**What you are asked to do**
Show each line of the data below in which "待处理财产损溢" occurs.

**Excerpts from an interface dataset**
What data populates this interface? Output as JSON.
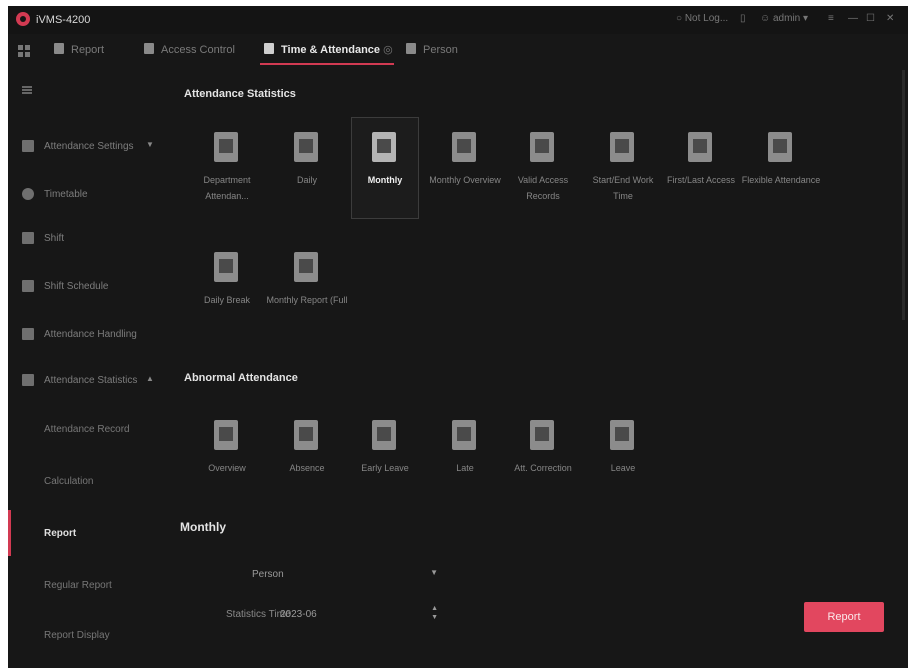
{
  "app": {
    "title": "iVMS-4200"
  },
  "titlebar": {
    "login": "Not Log...",
    "user": "admin"
  },
  "nav": {
    "tabs": [
      {
        "label": "Report"
      },
      {
        "label": "Access Control"
      },
      {
        "label": "Time & Attendance"
      },
      {
        "label": "Person"
      }
    ]
  },
  "sidebar": {
    "items": [
      {
        "label": "Attendance Settings",
        "icon": "settings-icon"
      },
      {
        "label": "Timetable",
        "icon": "clock-icon"
      },
      {
        "label": "Shift",
        "icon": "calendar-icon"
      },
      {
        "label": "Shift Schedule",
        "icon": "schedule-icon"
      },
      {
        "label": "Attendance Handling",
        "icon": "handling-icon"
      },
      {
        "label": "Attendance Statistics",
        "icon": "statistics-icon"
      }
    ],
    "subitems": [
      {
        "label": "Attendance Record"
      },
      {
        "label": "Calculation"
      },
      {
        "label": "Report"
      },
      {
        "label": "Regular Report"
      },
      {
        "label": "Report Display"
      }
    ]
  },
  "main": {
    "stats_title": "Attendance Statistics",
    "stats_tiles": [
      {
        "label": "Department Attendan...",
        "icon": "department-report-icon"
      },
      {
        "label": "Daily",
        "icon": "daily-report-icon"
      },
      {
        "label": "Monthly",
        "icon": "monthly-report-icon"
      },
      {
        "label": "Monthly Overview",
        "icon": "monthly-overview-icon"
      },
      {
        "label": "Valid Access Records",
        "icon": "access-records-icon"
      },
      {
        "label": "Start/End Work Time",
        "icon": "work-time-icon"
      },
      {
        "label": "First/Last Access",
        "icon": "first-last-access-icon"
      },
      {
        "label": "Flexible Attendance",
        "icon": "flexible-attendance-icon"
      },
      {
        "label": "Daily Break",
        "icon": "daily-break-icon"
      },
      {
        "label": "Monthly Report (Full",
        "icon": "monthly-full-report-icon"
      }
    ],
    "abnormal_title": "Abnormal Attendance",
    "abnormal_tiles": [
      {
        "label": "Overview",
        "icon": "overview-icon"
      },
      {
        "label": "Absence",
        "icon": "absence-icon"
      },
      {
        "label": "Early Leave",
        "icon": "early-leave-icon"
      },
      {
        "label": "Late",
        "icon": "late-icon"
      },
      {
        "label": "Att. Correction",
        "icon": "correction-icon"
      },
      {
        "label": "Leave",
        "icon": "leave-icon"
      }
    ],
    "form_title": "Monthly",
    "person_value": "Person",
    "statistics_time_label": "Statistics Time",
    "statistics_time_value": "2023-06",
    "report_button": "Report"
  },
  "colors": {
    "accent": "#e2475f",
    "background": "#171717"
  }
}
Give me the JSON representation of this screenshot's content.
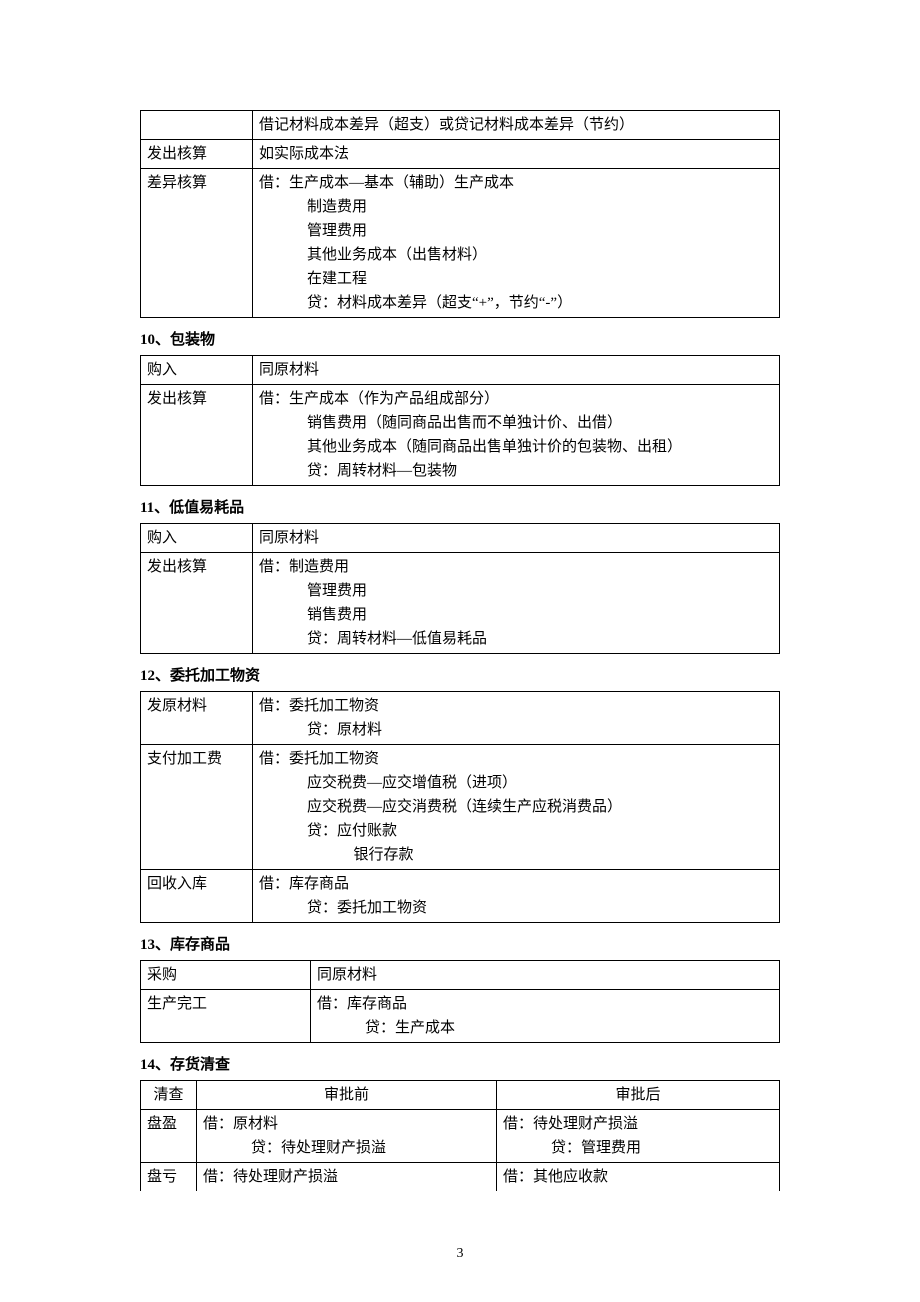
{
  "table1": {
    "r0": {
      "c0": "",
      "c1": "借记材料成本差异（超支）或贷记材料成本差异（节约）"
    },
    "r1": {
      "c0": "发出核算",
      "c1": "如实际成本法"
    },
    "r2": {
      "c0": "差异核算",
      "l0": "借：生产成本—基本（辅助）生产成本",
      "l1": "制造费用",
      "l2": "管理费用",
      "l3": "其他业务成本（出售材料）",
      "l4": "在建工程",
      "l5": "贷：材料成本差异（超支“+”，节约“-”）"
    }
  },
  "h10": "10、包装物",
  "table2": {
    "r0": {
      "c0": "购入",
      "c1": "同原材料"
    },
    "r1": {
      "c0": "发出核算",
      "l0": "借：生产成本（作为产品组成部分）",
      "l1": "销售费用（随同商品出售而不单独计价、出借）",
      "l2": "其他业务成本（随同商品出售单独计价的包装物、出租）",
      "l3": "贷：周转材料—包装物"
    }
  },
  "h11": "11、低值易耗品",
  "table3": {
    "r0": {
      "c0": "购入",
      "c1": "同原材料"
    },
    "r1": {
      "c0": "发出核算",
      "l0": "借：制造费用",
      "l1": "管理费用",
      "l2": "销售费用",
      "l3": "贷：周转材料—低值易耗品"
    }
  },
  "h12": "12、委托加工物资",
  "table4": {
    "r0": {
      "c0": "发原材料",
      "l0": "借：委托加工物资",
      "l1": "贷：原材料"
    },
    "r1": {
      "c0": "支付加工费",
      "l0": "借：委托加工物资",
      "l1": "应交税费—应交增值税（进项）",
      "l2": "应交税费—应交消费税（连续生产应税消费品）",
      "l3": "贷：应付账款",
      "l4": "银行存款"
    },
    "r2": {
      "c0": "回收入库",
      "l0": "借：库存商品",
      "l1": "贷：委托加工物资"
    }
  },
  "h13": "13、库存商品",
  "table5": {
    "r0": {
      "c0": "采购",
      "c1": "同原材料"
    },
    "r1": {
      "c0": "生产完工",
      "l0": "借：库存商品",
      "l1": "贷：生产成本"
    }
  },
  "h14": "14、存货清查",
  "table6": {
    "hdr": {
      "c0": "清查",
      "c1": "审批前",
      "c2": "审批后"
    },
    "r0": {
      "c0": "盘盈",
      "l10": "借：原材料",
      "l11": "贷：待处理财产损溢",
      "l20": "借：待处理财产损溢",
      "l21": "贷：管理费用"
    },
    "r1": {
      "c0": "盘亏",
      "l10": "借：待处理财产损溢",
      "l20": "借：其他应收款"
    }
  },
  "page_number": "3"
}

**Result below**
      "l11": "贷：待处理财产损溢",
      "l20": "借：待处理财产损溢",
      "l10": "借：待处理财产损溢",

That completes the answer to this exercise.